Tochinoshin is virtually guaranteed promotion to ozeki after going 13-2 in the Summer tournament at Tokyo’s Ryogoku Kokugikan, including his first victory in 26 career meetings with all-time championship record-holder Hakuho.
His 37 wins in the previous three tournaments, including a 10-5 performance on his sekiwake debut in March, more than exceed the 33-win criterion for promotion.
“I expected to be ozeki earlier. But when I won 10 straight bouts, I thought I could get promoted if I tried a bit harder,” said Tochinoshin, who will be the fourth oldest wrestler to be promoted to ozeki since the six-event annual system was established in 1958.
The 30-year-old, who won his maiden makuuchi division championship in January, was on track to win a second title until two straight losses ended his 12-match undefeated run at the Summer tourney, including a defeat to yokozuna Kakuryu, the eventual winner.
“I thought I could win. It’s disappointing, but I was able to finish with a win, and I’m glad that I won two of the three special prizes,” said Tochinoshin, who earned his third career Technique Prize and his sixth Fighting Spirit Prize for his efforts.
(Tochinoshin is set to assume sumo’s second highest rank of ozeki.)
The Japan Sumo Association will convene a board of directors meeting Wednesday to discuss Tochinoshin’s promotion. To date, no promotion recommendation has been rejected by the board.
Meanwhile Kakuryu, who earned his fifth makuuchi title after beating rival yokozuna Hakuho on Sunday and posting a 14-1 result, revealed that he had developed a cold at the beginning of the tournament and was even put on an intravenous drip.
The 32-year-old Mongolian said he was exhausted throughout the 15-day event, but was happy to finally bask in the glory of achieving his much-coveted target of winning back-to-back championships.
“I was tired. But I think I did well in keeping my concentration,” Kakuryu said. “It was a huge goal, and I’m glad to achieve it.”
The victory was made even sweeter as Kakuryu earned his second straight win in front of his parents, who traveled from Mongolia to watch his final bout with compatriot Hakuho on Sunday.
“It was great to savor both experiences at the same time. It was the best.”
When asked about Tochinoshin’s promotion, Kakuryu said the wrestler is improving and a force to be reckoned with.
“Compared to before, he is clearly growing. I’ll have to work even harder,” Kakuryu said.

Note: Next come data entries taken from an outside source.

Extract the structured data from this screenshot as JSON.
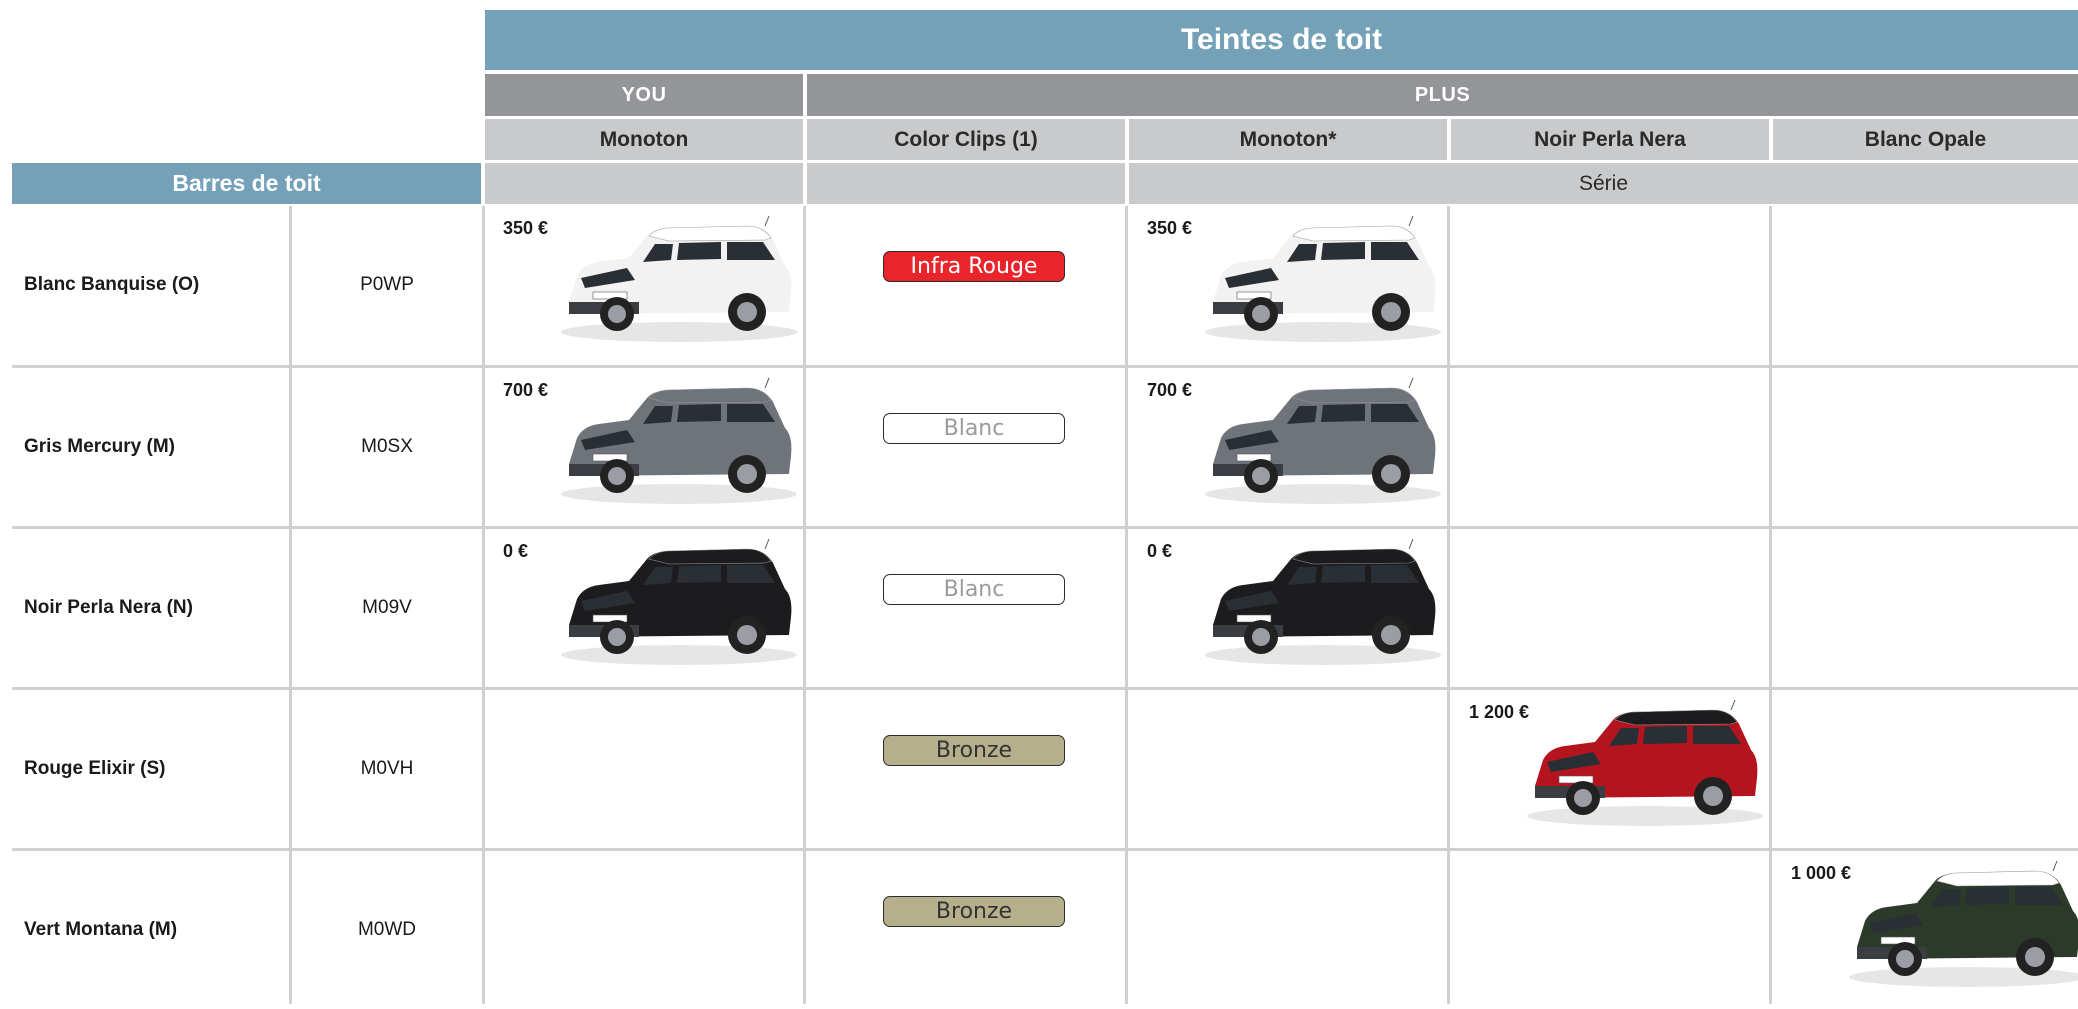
{
  "title": "Teintes de toit",
  "groups": {
    "you": "YOU",
    "plus": "PLUS"
  },
  "columns": [
    "Monoton",
    "Color Clips (1)",
    "Monoton*",
    "Noir Perla Nera",
    "Blanc Opale"
  ],
  "serie": "Série",
  "barres_label": "Barres de toit",
  "colors": {
    "header_blue": "#74a1b8",
    "header_grey": "#939598",
    "header_light": "#c9cacc",
    "clip_red": "#e9242a",
    "clip_bronze": "#b5b08b"
  },
  "rows": [
    {
      "name": "Blanc Banquise (O)",
      "code": "P0WP",
      "you_price": "350 €",
      "clip": "Infra Rouge",
      "plus_price": "350 €",
      "noir_price": "",
      "blanc_price": "",
      "body_color": "#f2f2f2",
      "roof_color": "#ffffff"
    },
    {
      "name": "Gris Mercury (M)",
      "code": "M0SX",
      "you_price": "700 €",
      "clip": "Blanc",
      "plus_price": "700 €",
      "noir_price": "",
      "blanc_price": "",
      "body_color": "#6f747b",
      "roof_color": "#6f747b"
    },
    {
      "name": "Noir Perla Nera (N)",
      "code": "M09V",
      "you_price": "0 €",
      "clip": "Blanc",
      "plus_price": "0 €",
      "noir_price": "",
      "blanc_price": "",
      "body_color": "#1c1c1e",
      "roof_color": "#1c1c1e"
    },
    {
      "name": "Rouge Elixir (S)",
      "code": "M0VH",
      "you_price": "",
      "clip": "Bronze",
      "plus_price": "",
      "noir_price": "1 200 €",
      "blanc_price": "",
      "body_color": "#b3141d",
      "roof_color": "#1c1c1e"
    },
    {
      "name": "Vert Montana (M)",
      "code": "M0WD",
      "you_price": "",
      "clip": "Bronze",
      "plus_price": "",
      "noir_price": "",
      "blanc_price": "1 000 €",
      "body_color": "#2c3a2a",
      "roof_color": "#ffffff"
    }
  ]
}
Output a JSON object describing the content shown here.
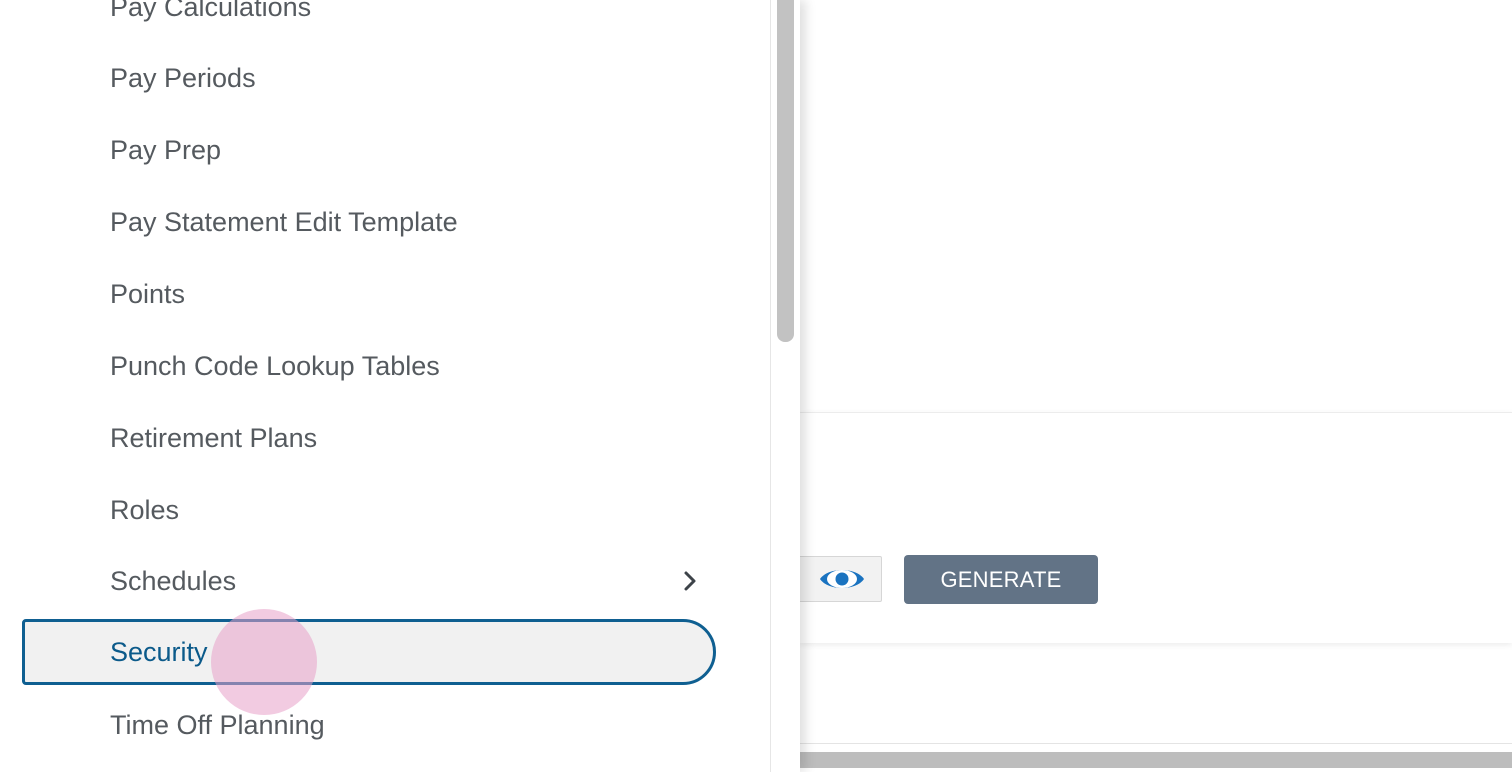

Despite battling through sickness, the grand champion, who had never won more than nine bouts in the grand tournaments immediately following his previous championships, has already set his sights high for the Nagoya Grand Sumo Tournament in July.
“I’m full of joy after winning this week, but I want to work towards three straight titles. I want to win a championship with a perfect record.”